I’ve been using several resources so far to gain knowledge on bird families, but the main two at my disposal are Don Roberson’s Creagrus website, and my copy of Firefly’s Encyclopedia of Birds, edited by Christopher Perrins. The Firefly series may be familiar as one popular for getting kids more interested in science, especially animals, as they have similar books to thisĀ  on insects, the human body, mammals, and the earth. But this book, despite its supersized photography and eye-candy layout, is hardly a book just for the younger set. The articles are written by the world experts on each bird family (or grouping, strictly speaking), and are quite detailed. Of course, it is only meant as an introduction to the field, and isn’t as in-depth as the Handbook of the Birds of the World series, the 16-volume set that covers every single species in the world. But the Perrins’ book does its job well, and makes the continued study of bird classification very fun.
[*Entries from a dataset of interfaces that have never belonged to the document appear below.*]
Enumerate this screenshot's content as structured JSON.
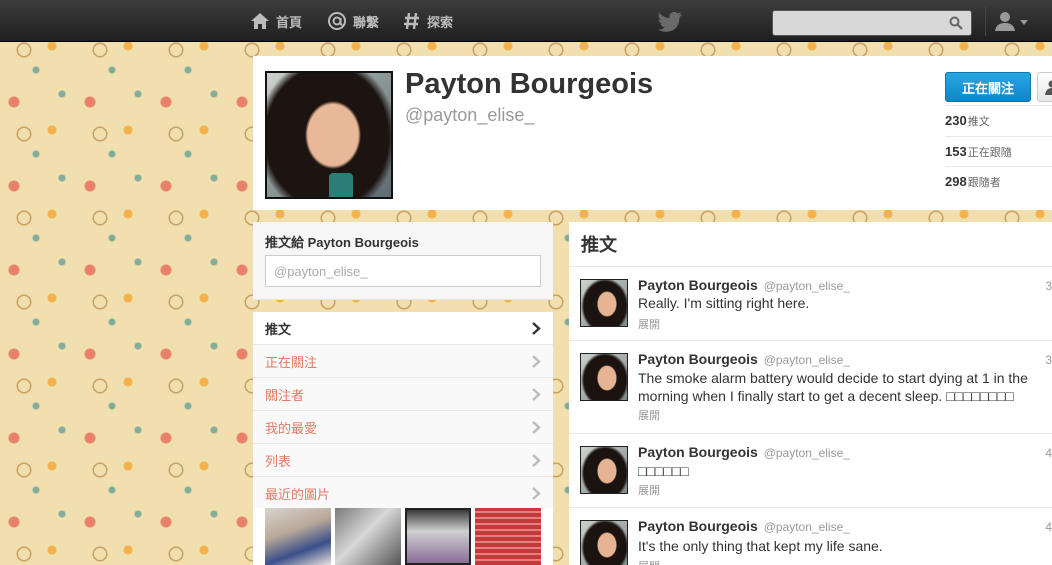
{
  "topbar": {
    "nav": [
      {
        "label": "首頁",
        "icon": "home-icon"
      },
      {
        "label": "聯繫",
        "icon": "at-icon"
      },
      {
        "label": "探索",
        "icon": "hashtag-icon"
      }
    ],
    "search": {
      "placeholder": "",
      "value": ""
    },
    "logo": "twitter-bird-icon"
  },
  "profile": {
    "full_name": "Payton Bourgeois",
    "screen_name": "@payton_elise_",
    "follow_button": "正在關注",
    "stats": [
      {
        "value": "230",
        "label": "推文"
      },
      {
        "value": "153",
        "label": "正在跟隨"
      },
      {
        "value": "298",
        "label": "跟隨者"
      }
    ]
  },
  "compose": {
    "title": "推文給 Payton Bourgeois",
    "placeholder": "@payton_elise_"
  },
  "side_nav": {
    "items": [
      {
        "label": "推文"
      },
      {
        "label": "正在關注"
      },
      {
        "label": "關注者"
      },
      {
        "label": "我的最愛"
      },
      {
        "label": "列表"
      },
      {
        "label": "最近的圖片"
      }
    ]
  },
  "timeline": {
    "header": "推文",
    "tweets": [
      {
        "name": "Payton Bourgeois",
        "handle": "@payton_elise_",
        "time": "3",
        "text": "Really. I'm sitting right here.",
        "expand": "展開"
      },
      {
        "name": "Payton Bourgeois",
        "handle": "@payton_elise_",
        "time": "3",
        "text": "The smoke alarm battery would decide to start dying at 1 in the morning when I finally start to get a decent sleep. □□□□□□□□",
        "expand": "展開"
      },
      {
        "name": "Payton Bourgeois",
        "handle": "@payton_elise_",
        "time": "4",
        "text": "□□□□□□",
        "expand": "展開"
      },
      {
        "name": "Payton Bourgeois",
        "handle": "@payton_elise_",
        "time": "4",
        "text": "It's the only thing that kept my life sane.",
        "expand": "展開"
      }
    ]
  },
  "colors": {
    "accent_blue": "#1b95d6",
    "link_orange": "#e07b63",
    "topbar": "#2a2a2a",
    "background": "#f2dfb0"
  }
}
And thorny, as I mentioned at the outset. I’ll post more soon about some of the more difficult problems of classification, because even to a neophyte like me, it is clear that there are plenty of deep mysteries in bird relationships.